Problem: Within the material below, filter for lines that hold the word "stable".

::: Records supplied

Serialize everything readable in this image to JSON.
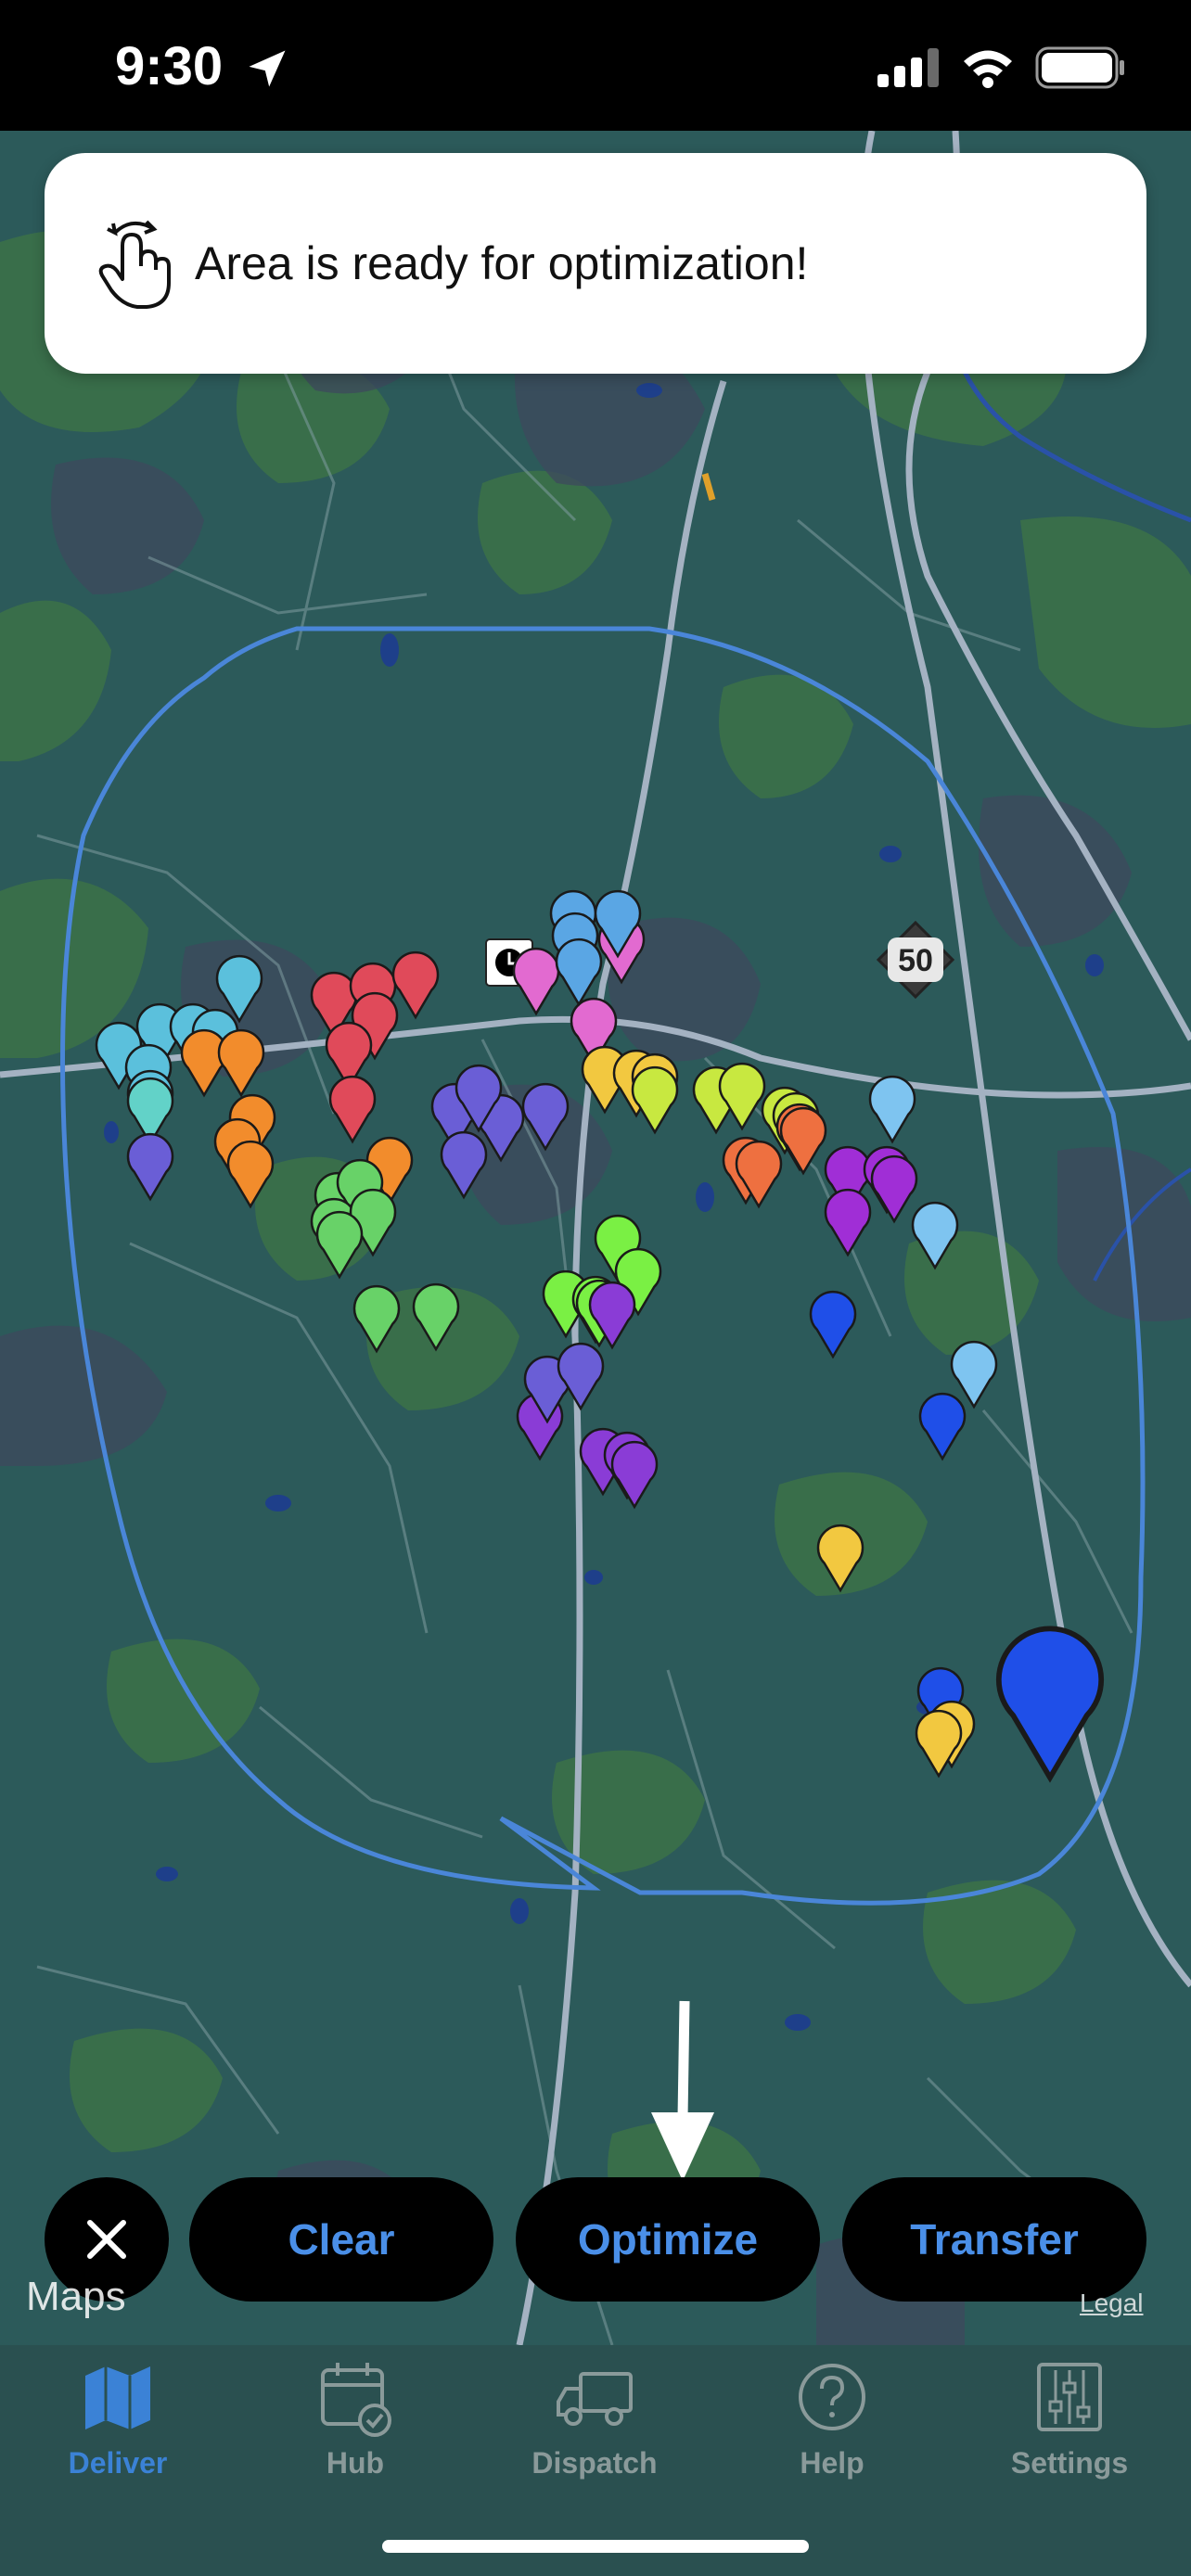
{
  "status_bar": {
    "time": "9:30"
  },
  "banner": {
    "text": "Area is ready for optimization!"
  },
  "map": {
    "highway_shield": "50"
  },
  "actions": {
    "clear": "Clear",
    "optimize": "Optimize",
    "transfer": "Transfer"
  },
  "attribution": {
    "maps": "Maps",
    "legal": "Legal"
  },
  "tabs": [
    {
      "label": "Deliver",
      "icon": "map-icon",
      "active": true
    },
    {
      "label": "Hub",
      "icon": "calendar-check-icon",
      "active": false
    },
    {
      "label": "Dispatch",
      "icon": "truck-icon",
      "active": false
    },
    {
      "label": "Help",
      "icon": "question-icon",
      "active": false
    },
    {
      "label": "Settings",
      "icon": "sliders-icon",
      "active": false
    }
  ],
  "colors": {
    "accent": "#3b82d6",
    "button_text": "#4a8fe8",
    "map_bg": "#2c5a5a",
    "area_outline": "#4a86d8"
  }
}
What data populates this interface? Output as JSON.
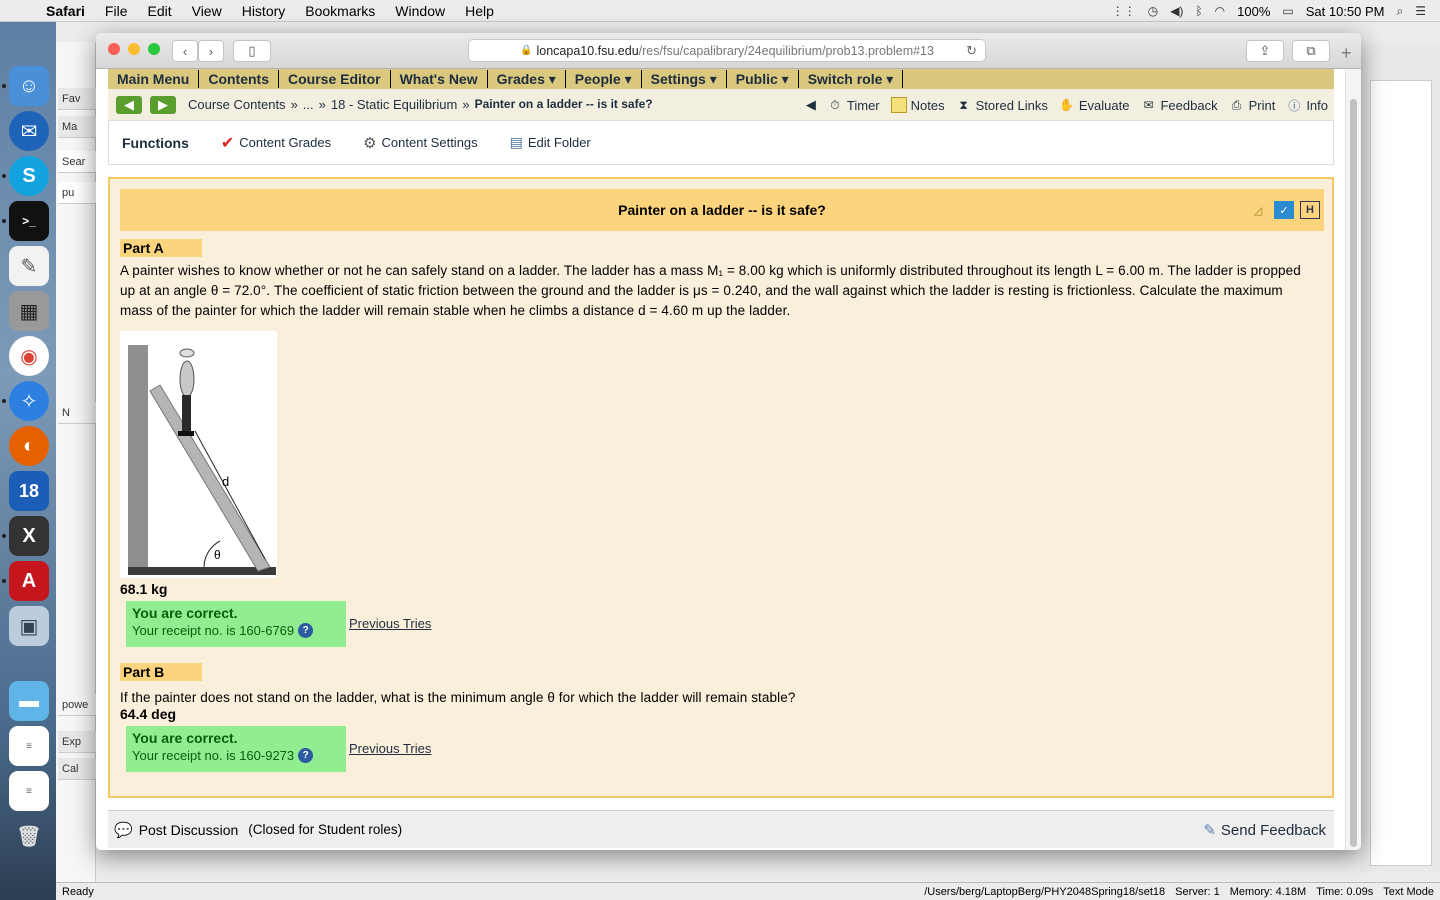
{
  "menubar": {
    "app": "Safari",
    "items": [
      "File",
      "Edit",
      "View",
      "History",
      "Bookmarks",
      "Window",
      "Help"
    ],
    "battery": "100%",
    "clock": "Sat 10:50 PM"
  },
  "browser": {
    "url_domain": "loncapa10.fsu.edu",
    "url_path": "/res/fsu/capalibrary/24equilibrium/prob13.problem#13"
  },
  "bg_window": {
    "sidebar_rows": [
      "Fav",
      "Ma",
      "Sear",
      "pu",
      "N",
      "powe",
      "Exp",
      "Cal"
    ],
    "status_left": "Ready",
    "status_right": [
      "/Users/berg/LaptopBerg/PHY2048Spring18/set18",
      "Server: 1",
      "Memory: 4.18M",
      "Time: 0.09s",
      "Text Mode"
    ]
  },
  "lonca": {
    "main_menu": [
      "Main Menu",
      "Contents",
      "Course Editor",
      "What's New",
      "Grades ▾",
      "People ▾",
      "Settings ▾",
      "Public ▾",
      "Switch role ▾"
    ],
    "breadcrumb": {
      "root": "Course Contents",
      "sep1": "»",
      "ellipsis": "...",
      "sep2": "»",
      "folder": "18 - Static Equilibrium",
      "sep3": "»",
      "current": "Painter on a ladder -- is it safe?"
    },
    "tools": {
      "timer": "Timer",
      "notes": "Notes",
      "stored_links": "Stored Links",
      "evaluate": "Evaluate",
      "feedback": "Feedback",
      "print": "Print",
      "info": "Info"
    },
    "functions": {
      "title": "Functions",
      "content_grades": "Content Grades",
      "content_settings": "Content Settings",
      "edit_folder": "Edit Folder"
    },
    "problem": {
      "title": "Painter on a ladder -- is it safe?",
      "part_a": {
        "label": "Part A",
        "text": "A painter wishes to know whether or not he can safely stand on a ladder. The ladder has a mass M₁ = 8.00 kg which is uniformly distributed throughout its length L = 6.00 m. The ladder is propped up at an angle θ = 72.0°. The coefficient of static friction between the ground and the ladder is μs = 0.240, and the wall against which the ladder is resting is frictionless. Calculate the maximum mass of the painter for which the ladder will remain stable when he climbs a distance d = 4.60 m up the ladder.",
        "figure_d": "d",
        "figure_theta": "θ",
        "answer": "68.1 kg",
        "correct": "You are correct.",
        "receipt": "Your receipt no. is 160-6769",
        "previous_tries": "Previous Tries"
      },
      "part_b": {
        "label": "Part B",
        "text": "If the painter does not stand on the ladder, what is the minimum angle θ for which the ladder will remain stable?",
        "answer": "64.4 deg",
        "correct": "You are correct.",
        "receipt": "Your receipt no. is 160-9273",
        "previous_tries": "Previous Tries"
      }
    },
    "discussion": {
      "post": "Post Discussion",
      "closed": "(Closed for Student roles)",
      "send_feedback": "Send Feedback"
    }
  },
  "colors": {
    "menu_gold": "#d9c87e",
    "title_gold": "#fcd47d",
    "problem_bg": "#faefdb",
    "correct_green": "#90ee90"
  }
}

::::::

Solution for this exercise:
        "text": "A painter wishes to know whether or not he can safely stand on a ladder. The ladder has a mass M₁ = 8.00 kg which is uniformly distributed throughout its length L = 6.00 m. The ladder is propped up at an angle θ = 72.0°. The coefficient of static friction between the ground and the ladder is μs = 0.240, and the wall against which the ladder is resting is frictionless. Calculate the maximum mass of the painter for which the ladder will remain stable when he climbs a distance d = 4.60 m up the ladder.",
        "text": "If the painter does not stand on the ladder, what is the minimum angle θ for which the ladder will remain stable?",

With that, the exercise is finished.